Subrogation is a concept that's well-known among legal and insurance firms but rarely by the customers who employ them. Rather than leave it to the professionals, it would be in your self-interest to comprehend the nuances of the process. The more you know, the more likely it is that an insurance lawsuit will work out favorably.
Any insurance policy you hold is a promise that, if something bad occurs, the company that insures the policy will make restitutions in one way or another in a timely manner. If your vehicle is in a fender-bender, insurance adjusters (and the judicial system, when necessary) decide who was at fault and that person's insurance pays out.
But since determining who is financially responsible for services or repairs is often a confusing affair – and time spent waiting often adds to the damage to the victim – insurance companies often decide to pay up front and assign blame after the fact. They then need a mechanism to regain the costs if, when all is said and done, they weren't actually responsible for the payout.
Let's Look at an Example
You rush into the hospital with a sliced-open finger. You hand the nurse your health insurance card and he records your plan details. You get taken care of and your insurer gets a bill for the medical care. But on the following afternoon, when you get to your workplace – where the accident occurred – you are given workers compensation paperwork to fill out. Your employer's workers comp policy is in fact responsible for the payout, not your health insurance. The latter has a right to recover its costs in some way.
How Subrogation Works
This is where subrogation comes in. It is the method that an insurance company uses to claim payment when it pays out a claim that turned out not to be its responsibility. Some insurance firms have in-house property damage lawyers and personal injury attorneys, or a department dedicated to subrogation; others contract with a law firm. Ordinarily, only you can sue for damages to your person or property. But under subrogation law, your insurer is considered to have some of your rights in exchange for having taken care of the damages. It can go after the money that was originally due to you, because it has covered the amount already.
How Does This Affect Me?
For one thing, if your insurance policy stipulated a deductible, your insurer wasn't the only one that had to pay. In a $10,000 accident with a $1,000 deductible, you lost some money too – namely, $1,000. If your insurer is timid on any subrogation case it might not win, it might opt to recover its losses by upping your premiums. On the other hand, if it has a proficient legal team and goes after them efficiently, it is doing you a favor as well as itself. If all $10,000 is recovered, you will get your full $1,000 deductible back. If it recovers half (for instance, in a case where you are found 50 percent to blame), you'll typically get half your deductible back, depending on the laws in your state.

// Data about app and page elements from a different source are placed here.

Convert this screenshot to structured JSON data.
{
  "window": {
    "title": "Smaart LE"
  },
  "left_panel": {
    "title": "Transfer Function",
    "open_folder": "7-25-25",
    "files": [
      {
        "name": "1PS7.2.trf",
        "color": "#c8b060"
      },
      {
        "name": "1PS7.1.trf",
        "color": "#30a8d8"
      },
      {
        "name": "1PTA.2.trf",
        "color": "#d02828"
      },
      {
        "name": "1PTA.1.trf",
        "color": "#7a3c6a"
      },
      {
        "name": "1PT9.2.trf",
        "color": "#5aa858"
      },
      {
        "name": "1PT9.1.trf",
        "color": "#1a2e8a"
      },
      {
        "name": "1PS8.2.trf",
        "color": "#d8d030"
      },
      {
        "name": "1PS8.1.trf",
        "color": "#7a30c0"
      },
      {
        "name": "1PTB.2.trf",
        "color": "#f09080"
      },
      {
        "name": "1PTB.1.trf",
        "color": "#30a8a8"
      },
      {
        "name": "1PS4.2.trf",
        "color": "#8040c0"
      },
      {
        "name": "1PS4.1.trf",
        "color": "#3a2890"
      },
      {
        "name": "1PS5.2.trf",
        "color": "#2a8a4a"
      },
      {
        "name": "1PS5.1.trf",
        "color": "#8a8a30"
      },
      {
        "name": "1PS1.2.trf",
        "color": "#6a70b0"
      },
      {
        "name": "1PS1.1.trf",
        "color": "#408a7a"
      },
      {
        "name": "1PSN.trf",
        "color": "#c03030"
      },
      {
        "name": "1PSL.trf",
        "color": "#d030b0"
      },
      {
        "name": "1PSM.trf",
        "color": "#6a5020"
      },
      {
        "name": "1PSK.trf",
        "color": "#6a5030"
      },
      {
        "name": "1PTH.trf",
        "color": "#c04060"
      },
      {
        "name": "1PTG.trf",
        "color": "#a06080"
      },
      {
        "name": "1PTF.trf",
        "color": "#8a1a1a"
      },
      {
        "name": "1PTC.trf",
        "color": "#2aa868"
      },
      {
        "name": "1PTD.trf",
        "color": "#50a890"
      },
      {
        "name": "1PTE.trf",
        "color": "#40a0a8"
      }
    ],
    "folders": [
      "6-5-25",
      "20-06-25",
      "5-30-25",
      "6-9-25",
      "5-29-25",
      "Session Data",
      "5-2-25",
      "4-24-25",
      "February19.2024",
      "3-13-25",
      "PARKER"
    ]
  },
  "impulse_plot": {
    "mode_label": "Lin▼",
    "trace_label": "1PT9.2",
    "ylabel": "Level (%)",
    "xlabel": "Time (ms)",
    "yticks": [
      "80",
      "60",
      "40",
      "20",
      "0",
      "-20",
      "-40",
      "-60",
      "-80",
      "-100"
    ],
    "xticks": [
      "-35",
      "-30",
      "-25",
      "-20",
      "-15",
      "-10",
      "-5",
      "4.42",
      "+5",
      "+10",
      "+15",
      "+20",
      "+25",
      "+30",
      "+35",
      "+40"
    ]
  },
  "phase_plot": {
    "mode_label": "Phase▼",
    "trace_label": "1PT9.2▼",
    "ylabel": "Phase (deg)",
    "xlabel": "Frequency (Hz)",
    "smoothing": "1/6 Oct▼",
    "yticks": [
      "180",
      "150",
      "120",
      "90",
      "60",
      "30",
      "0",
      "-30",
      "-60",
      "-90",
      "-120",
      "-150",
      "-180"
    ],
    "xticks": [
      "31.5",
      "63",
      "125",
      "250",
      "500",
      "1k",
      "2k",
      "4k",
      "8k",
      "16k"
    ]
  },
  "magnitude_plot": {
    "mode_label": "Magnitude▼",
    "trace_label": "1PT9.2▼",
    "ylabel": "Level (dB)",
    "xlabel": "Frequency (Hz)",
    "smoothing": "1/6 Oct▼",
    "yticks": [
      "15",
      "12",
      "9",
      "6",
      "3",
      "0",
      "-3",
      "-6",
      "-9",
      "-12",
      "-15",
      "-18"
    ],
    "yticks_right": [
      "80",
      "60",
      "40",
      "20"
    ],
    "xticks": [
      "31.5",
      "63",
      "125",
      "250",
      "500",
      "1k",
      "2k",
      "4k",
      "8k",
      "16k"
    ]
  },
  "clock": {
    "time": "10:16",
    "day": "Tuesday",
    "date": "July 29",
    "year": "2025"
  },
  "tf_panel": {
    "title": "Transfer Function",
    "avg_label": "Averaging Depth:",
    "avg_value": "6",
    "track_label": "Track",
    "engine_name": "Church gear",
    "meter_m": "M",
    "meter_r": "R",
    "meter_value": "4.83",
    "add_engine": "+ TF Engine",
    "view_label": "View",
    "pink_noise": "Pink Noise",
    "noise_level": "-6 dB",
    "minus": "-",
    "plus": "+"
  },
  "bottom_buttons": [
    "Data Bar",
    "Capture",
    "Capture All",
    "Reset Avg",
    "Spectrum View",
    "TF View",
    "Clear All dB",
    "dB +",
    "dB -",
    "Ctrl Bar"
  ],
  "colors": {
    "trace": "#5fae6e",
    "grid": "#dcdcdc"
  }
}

In addition, if the total expense of an accident is more than your maximum coverage amount, you could be in for a stiff bill. If your insurance company or its property damage lawyers, such as family law attorney 23294, successfully press a subrogation case, it will recover your losses as well as its own.
All insurers are not created equal. When comparing, it's worth weighing the records of competing companies to find out whether they pursue legitimate subrogation claims; if they resolve those claims without dragging their feet; if they keep their accountholders apprised as the case goes on; and if they then process successfully won reimbursements immediately so that you can get your deductible back and move on with your life. If, on the other hand, an insurance firm has a record of honoring claims that aren't its responsibility and then covering its bottom line by raising your premiums, you'll feel the sting later.